The Caribbean Regional Technical Assistance Centre (CARTAC) is one of ten IMF Regional Technical Assistance Centers (RTACs) located around the world in the Pacific, the Caribbean, in Africa, the Middle East, India and Central America. These Centres were created to help countries strengthen human and institutional capacity to design and implement sound macroeconomic policies that promote growth and reduce poverty.
The CARICOM Council of Ministers of Finance and Planning (COFAP) took the decision to establish the CARTAC in September 1999 and it became operational in November 2001.
Why was CARTAC Established?
Countries in the region face similar problems in meeting the standards of economic and financial governance expected of them by their citizens, and by domestic and international investors. CARTAC was created to help develop skills in the specialized areas required to design and implement measures to meet these standards at both the national and regional levels.
Who funds CARTAC?
Now in its fifth phase of operations, the government of Canada through it’s aid office Global Affairs Canada (GAC), continues to provide the largest share of the Centre’s funding which is complemented by contributions from the International Monetary Fund (IMF), United Kingdom (DFID) and the European Union (EU). The Government of Barbados finances the costs of office facilities, while the other 19 beneficiary countries make annual contributions to the Centre’s operating expenses. Other contributors over the life of CARTAC include Australia (AUSAID), Caribbean Development Bank (CDB), the Inter-American Development Bank (IADB), the United Nations Development Programme (UNDP), Ireland, the United States (USAID), and the World Bank (WB).
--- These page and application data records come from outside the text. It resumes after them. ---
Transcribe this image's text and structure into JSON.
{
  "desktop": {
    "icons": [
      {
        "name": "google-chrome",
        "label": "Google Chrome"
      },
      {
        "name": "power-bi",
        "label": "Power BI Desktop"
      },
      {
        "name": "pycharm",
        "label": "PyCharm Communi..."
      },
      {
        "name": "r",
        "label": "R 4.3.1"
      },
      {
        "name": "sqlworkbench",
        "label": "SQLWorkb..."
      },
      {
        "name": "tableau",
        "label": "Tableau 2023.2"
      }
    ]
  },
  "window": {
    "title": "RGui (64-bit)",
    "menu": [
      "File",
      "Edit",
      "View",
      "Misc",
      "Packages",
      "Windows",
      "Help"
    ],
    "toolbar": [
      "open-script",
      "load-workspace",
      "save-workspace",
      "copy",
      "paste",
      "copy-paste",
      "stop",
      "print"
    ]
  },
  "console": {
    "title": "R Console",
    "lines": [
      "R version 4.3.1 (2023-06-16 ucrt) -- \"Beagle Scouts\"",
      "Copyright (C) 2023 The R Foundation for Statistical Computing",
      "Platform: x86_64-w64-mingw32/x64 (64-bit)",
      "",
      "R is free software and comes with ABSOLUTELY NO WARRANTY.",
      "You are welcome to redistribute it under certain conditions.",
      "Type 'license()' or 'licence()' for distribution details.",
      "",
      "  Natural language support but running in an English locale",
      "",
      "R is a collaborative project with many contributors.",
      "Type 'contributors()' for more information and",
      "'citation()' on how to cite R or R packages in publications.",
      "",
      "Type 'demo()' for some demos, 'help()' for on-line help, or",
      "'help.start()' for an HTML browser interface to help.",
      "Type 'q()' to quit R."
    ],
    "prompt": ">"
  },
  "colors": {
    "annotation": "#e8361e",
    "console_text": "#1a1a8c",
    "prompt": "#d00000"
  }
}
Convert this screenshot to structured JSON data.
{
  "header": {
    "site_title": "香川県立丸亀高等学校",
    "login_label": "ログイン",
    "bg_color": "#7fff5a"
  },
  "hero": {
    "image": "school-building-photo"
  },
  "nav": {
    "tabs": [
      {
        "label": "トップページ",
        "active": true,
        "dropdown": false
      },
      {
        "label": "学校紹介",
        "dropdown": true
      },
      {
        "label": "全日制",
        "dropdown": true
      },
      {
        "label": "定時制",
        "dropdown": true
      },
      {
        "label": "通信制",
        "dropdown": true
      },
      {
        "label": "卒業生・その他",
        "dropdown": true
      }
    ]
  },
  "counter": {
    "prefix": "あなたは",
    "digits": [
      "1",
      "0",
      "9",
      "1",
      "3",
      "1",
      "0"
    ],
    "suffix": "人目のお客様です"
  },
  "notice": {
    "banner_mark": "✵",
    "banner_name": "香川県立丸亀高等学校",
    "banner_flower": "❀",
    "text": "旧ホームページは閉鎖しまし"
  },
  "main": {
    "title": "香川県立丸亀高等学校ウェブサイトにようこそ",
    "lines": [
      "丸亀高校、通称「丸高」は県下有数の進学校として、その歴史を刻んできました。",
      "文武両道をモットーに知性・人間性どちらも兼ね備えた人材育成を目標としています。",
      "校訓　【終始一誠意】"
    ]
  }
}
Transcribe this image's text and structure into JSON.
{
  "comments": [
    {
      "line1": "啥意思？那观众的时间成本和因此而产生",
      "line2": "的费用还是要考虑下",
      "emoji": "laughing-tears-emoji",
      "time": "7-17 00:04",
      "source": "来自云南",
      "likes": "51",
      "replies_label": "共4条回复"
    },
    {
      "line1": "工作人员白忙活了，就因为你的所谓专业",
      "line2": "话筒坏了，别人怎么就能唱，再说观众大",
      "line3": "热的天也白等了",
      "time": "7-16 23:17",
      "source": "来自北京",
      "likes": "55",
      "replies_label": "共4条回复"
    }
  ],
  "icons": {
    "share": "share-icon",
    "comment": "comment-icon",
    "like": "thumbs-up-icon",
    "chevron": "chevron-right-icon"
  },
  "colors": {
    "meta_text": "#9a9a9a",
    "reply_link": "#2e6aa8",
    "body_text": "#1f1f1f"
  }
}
How does CARTAC Operate?
CARTAC operates as a regional resource centre of the International Monetary Fund headed by a Centre Coordinator appointed by that same institution. The priorities of CARTAC are set by a Steering Committee (SC) consisting of representatives of recipient countries, donors and the IMF. In addition to setting its priorities, the SC provides strategic guidance, provides input on topics to be covered by the team of resident as well as short-term advisers, and endorses the Centre’s work plan on a six-month basis.
The Centre Coordinator, also referred to as the Programme Coordinator, is responsible for the day-to-day management and operations of the Centre under the strategic guidance of the Steering Committee and general oversight from the IMF.
CARTAC like all of the Fund’s RTACs, combines local expertise and on-the-ground capacity building with strategic advice from IMF headquarters. All technical assistance (TA) is integrated into the IMF’s lending and surveillance operations, and coordinated with other IMF TA as well as that of other providers. All TA is backstopped by IMF headquarters, ensuring quality and consistency of policy advice.
Goals & Objectives
The resources of CARTAC are available to:
– Undertake diagnostic work to identify and design measures needed to strengthen specific aspects of economic and financial governance;
– Prepare detailed plans, and assist in the implementation of those plans;
– Review proposals or assessments by governments or other donors for consistency with internationally agreed standards;
– Provide hands-on technical advice and training either by the centre’s own advisers or by specially contracted CARTAC consultants;
– Organize training courses, seminars, workshops and the dissemination of best practices;
– Arrange professional attachments for skills enhancement and development.
CARTAC provides technical assistance in five core areas:
– Public Finance Management: enhance budget execution, expenditure control, and revenue collection monitoring; reform treasury systems and upgrade cash and debt management procedures; modernization of financial accounts and reporting; implementation of GFS financial statistics classification; formulation of modern financial management legislation; overall strengthening of human and institutional capacity within Ministries of Finance and revenue collecting organizations.
– Tax/customs policy and administration: undertake assessment of tax systems and assist with the design and implementation of tax reforms; suggest simplification of tax operations; assist with the preparation of the legislative framework for tax and customs administration; assist with the implementation of more effective compliance control tools for tax and customs legislation; propose adaptation of customs operations to meet international agreements.
– Financial Sector Supervision & Financial Stability: Strengthening laws and regulations governing financial institutions and capital markets using harmonized approaches where possible; Enhancing domestic and off-shore bank supervisory procedures in accordance with international best practices; Stengthening the regulation & supervision of non-bank financial institutions, including insurance companies, credit unions and capital markets intermediaries; Implementing international accounting standards for financial institutions and reporting issues; Enhancing corporate governance standards and transparency regimes for the benefit of investors; Assisting with the introduction of depositor protection mechanisms; Assisting with the preparation and implementation of an anti-money laundering/terrorism laws and procedures
– Economic and financial statistics: assist with the improvement of the quality of macroeconomic statistics, including: national accounts and price indices, balance of payments, external debt, and monetary and financial statistics; establish and maintain underlying basic data collection; guide in the use of concepts and internationally accepted methodologies; develop compilation procedures, including data preparation, verification and computerization; assist in the dissemination of data.
– Financial programming: provide hands-on training in the preparation of macroeconomic projections and analysis of policy options.